» **Problem**:
Find the lines of the records in which the word "JSON" appears and report how many there are, as a number alone.

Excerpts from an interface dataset
--- START ---
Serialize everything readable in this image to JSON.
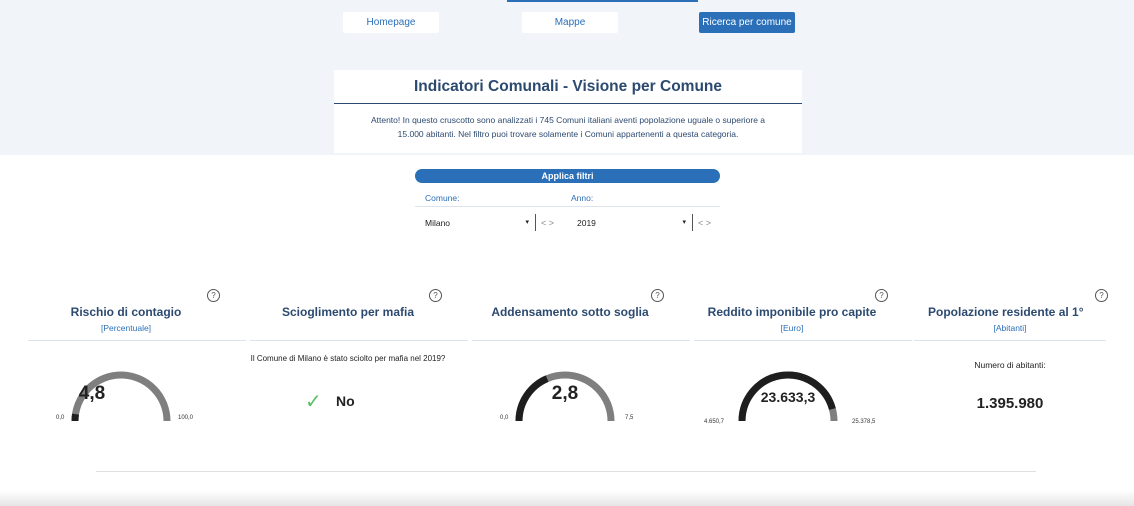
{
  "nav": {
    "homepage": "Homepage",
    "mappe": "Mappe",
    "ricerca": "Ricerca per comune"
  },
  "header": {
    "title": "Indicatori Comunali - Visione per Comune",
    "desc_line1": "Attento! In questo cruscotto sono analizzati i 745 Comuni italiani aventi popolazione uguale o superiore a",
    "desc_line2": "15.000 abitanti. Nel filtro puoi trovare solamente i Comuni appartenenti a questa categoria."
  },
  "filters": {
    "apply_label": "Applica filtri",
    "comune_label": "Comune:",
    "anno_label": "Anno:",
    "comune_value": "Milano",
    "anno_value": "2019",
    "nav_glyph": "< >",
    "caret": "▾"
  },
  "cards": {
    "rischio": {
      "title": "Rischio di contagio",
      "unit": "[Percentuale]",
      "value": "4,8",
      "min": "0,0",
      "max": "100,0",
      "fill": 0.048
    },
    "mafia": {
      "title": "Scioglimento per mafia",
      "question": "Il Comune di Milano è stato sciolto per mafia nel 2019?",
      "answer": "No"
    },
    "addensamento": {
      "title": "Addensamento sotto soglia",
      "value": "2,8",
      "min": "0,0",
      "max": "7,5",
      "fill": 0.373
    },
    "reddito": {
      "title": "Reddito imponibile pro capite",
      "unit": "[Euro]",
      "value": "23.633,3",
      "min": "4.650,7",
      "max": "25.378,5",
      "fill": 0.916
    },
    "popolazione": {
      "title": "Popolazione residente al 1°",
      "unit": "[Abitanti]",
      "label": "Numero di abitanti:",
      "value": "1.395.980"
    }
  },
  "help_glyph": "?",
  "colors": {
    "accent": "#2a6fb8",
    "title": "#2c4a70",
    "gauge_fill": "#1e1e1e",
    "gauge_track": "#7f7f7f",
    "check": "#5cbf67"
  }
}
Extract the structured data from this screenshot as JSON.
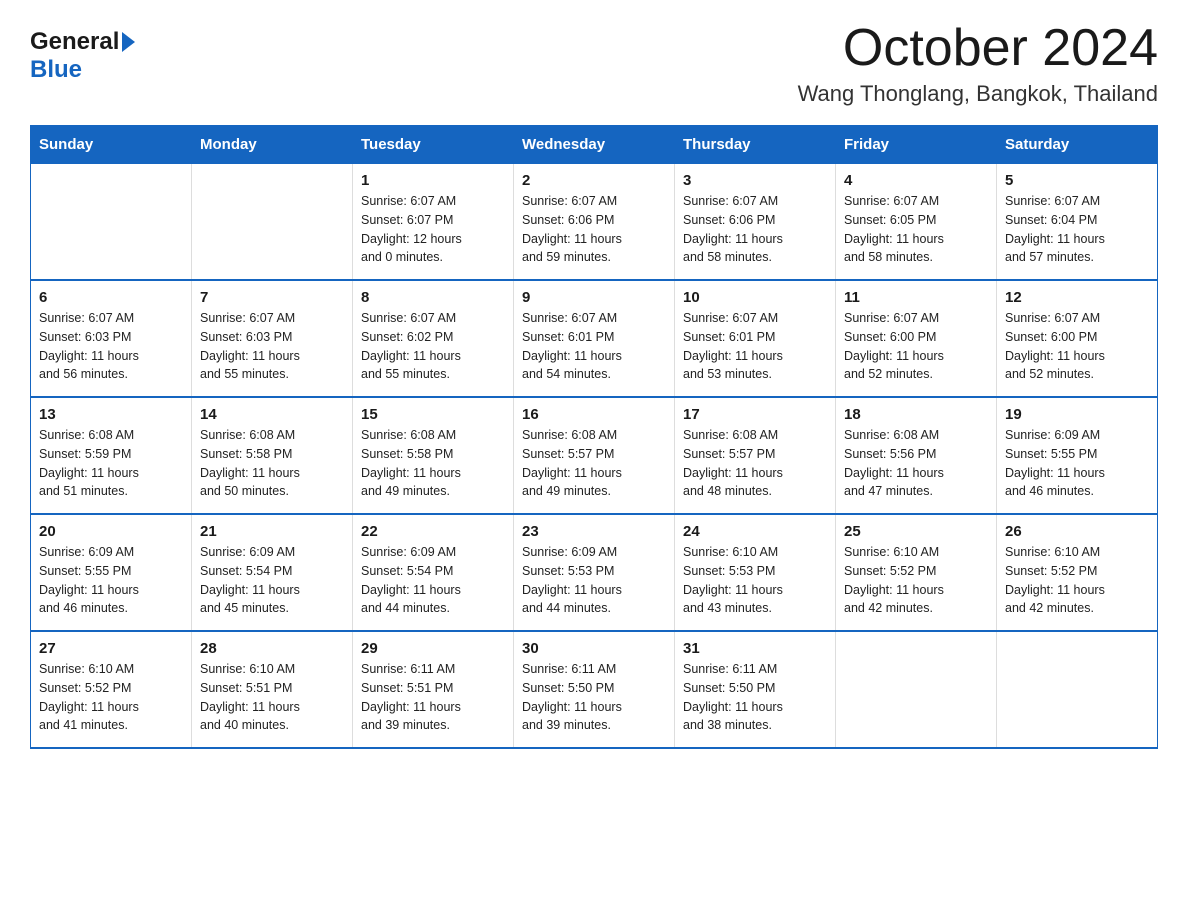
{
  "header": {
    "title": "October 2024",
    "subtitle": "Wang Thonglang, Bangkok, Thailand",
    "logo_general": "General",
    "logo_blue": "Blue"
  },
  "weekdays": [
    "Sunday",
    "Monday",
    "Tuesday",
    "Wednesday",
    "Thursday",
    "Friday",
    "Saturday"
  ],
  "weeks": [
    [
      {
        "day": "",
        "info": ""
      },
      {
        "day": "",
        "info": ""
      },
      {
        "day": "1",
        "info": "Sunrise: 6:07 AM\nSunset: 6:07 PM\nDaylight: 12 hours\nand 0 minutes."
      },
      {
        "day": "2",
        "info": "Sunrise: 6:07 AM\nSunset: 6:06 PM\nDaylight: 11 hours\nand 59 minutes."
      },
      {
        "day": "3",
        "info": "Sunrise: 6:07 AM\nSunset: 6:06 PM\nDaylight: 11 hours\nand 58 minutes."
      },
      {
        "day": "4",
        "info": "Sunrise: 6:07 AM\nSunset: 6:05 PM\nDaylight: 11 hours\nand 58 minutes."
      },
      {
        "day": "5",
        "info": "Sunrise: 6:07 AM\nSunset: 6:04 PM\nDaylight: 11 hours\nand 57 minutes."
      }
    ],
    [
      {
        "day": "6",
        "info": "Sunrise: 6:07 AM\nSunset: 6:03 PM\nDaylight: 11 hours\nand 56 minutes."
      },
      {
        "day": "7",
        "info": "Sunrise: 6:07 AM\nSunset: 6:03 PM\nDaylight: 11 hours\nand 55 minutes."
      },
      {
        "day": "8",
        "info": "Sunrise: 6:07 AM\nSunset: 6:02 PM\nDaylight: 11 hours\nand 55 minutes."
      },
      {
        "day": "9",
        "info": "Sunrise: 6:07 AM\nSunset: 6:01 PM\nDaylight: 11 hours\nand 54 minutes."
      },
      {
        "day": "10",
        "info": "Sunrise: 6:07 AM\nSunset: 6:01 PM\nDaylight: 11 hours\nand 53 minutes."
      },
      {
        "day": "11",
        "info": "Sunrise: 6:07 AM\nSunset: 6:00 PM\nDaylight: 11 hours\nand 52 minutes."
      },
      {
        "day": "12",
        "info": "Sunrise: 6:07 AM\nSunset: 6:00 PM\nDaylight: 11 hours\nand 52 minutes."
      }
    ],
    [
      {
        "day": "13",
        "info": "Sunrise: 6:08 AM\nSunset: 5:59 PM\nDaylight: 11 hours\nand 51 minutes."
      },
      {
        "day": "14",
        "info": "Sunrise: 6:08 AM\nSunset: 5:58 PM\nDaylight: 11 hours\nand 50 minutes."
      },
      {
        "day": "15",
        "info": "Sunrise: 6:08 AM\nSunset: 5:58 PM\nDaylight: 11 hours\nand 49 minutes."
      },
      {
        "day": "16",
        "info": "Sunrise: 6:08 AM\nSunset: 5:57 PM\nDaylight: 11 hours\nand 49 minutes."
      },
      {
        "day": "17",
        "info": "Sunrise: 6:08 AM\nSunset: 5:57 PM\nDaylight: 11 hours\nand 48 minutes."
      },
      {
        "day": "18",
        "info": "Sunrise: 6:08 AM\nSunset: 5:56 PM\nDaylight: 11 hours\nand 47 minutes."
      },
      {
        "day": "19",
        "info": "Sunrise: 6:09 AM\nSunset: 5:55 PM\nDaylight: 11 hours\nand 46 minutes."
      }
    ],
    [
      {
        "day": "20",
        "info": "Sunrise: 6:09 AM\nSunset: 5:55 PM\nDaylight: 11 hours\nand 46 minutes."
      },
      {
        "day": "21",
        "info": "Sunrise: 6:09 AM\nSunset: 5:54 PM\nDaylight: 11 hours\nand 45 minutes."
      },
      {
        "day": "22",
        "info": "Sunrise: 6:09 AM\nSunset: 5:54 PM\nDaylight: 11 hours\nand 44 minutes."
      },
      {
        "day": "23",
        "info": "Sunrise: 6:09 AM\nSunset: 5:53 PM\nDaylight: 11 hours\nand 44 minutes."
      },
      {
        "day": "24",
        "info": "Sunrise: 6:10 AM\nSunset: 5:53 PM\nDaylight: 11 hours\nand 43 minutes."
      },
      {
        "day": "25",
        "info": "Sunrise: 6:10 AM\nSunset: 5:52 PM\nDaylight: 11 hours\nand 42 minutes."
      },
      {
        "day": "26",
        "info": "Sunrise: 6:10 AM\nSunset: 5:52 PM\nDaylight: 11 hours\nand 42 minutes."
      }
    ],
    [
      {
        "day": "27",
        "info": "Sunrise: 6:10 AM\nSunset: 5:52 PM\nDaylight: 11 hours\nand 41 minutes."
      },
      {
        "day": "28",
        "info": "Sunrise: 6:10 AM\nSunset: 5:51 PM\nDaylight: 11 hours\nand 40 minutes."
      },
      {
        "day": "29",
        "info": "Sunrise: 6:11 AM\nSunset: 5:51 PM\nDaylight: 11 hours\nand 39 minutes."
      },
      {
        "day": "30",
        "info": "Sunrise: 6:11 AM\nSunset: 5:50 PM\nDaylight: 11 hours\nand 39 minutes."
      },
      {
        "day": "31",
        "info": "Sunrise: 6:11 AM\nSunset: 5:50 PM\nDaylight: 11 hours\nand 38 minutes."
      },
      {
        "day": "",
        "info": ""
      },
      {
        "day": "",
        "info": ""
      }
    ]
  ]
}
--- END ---
» **Exercise solution**:
2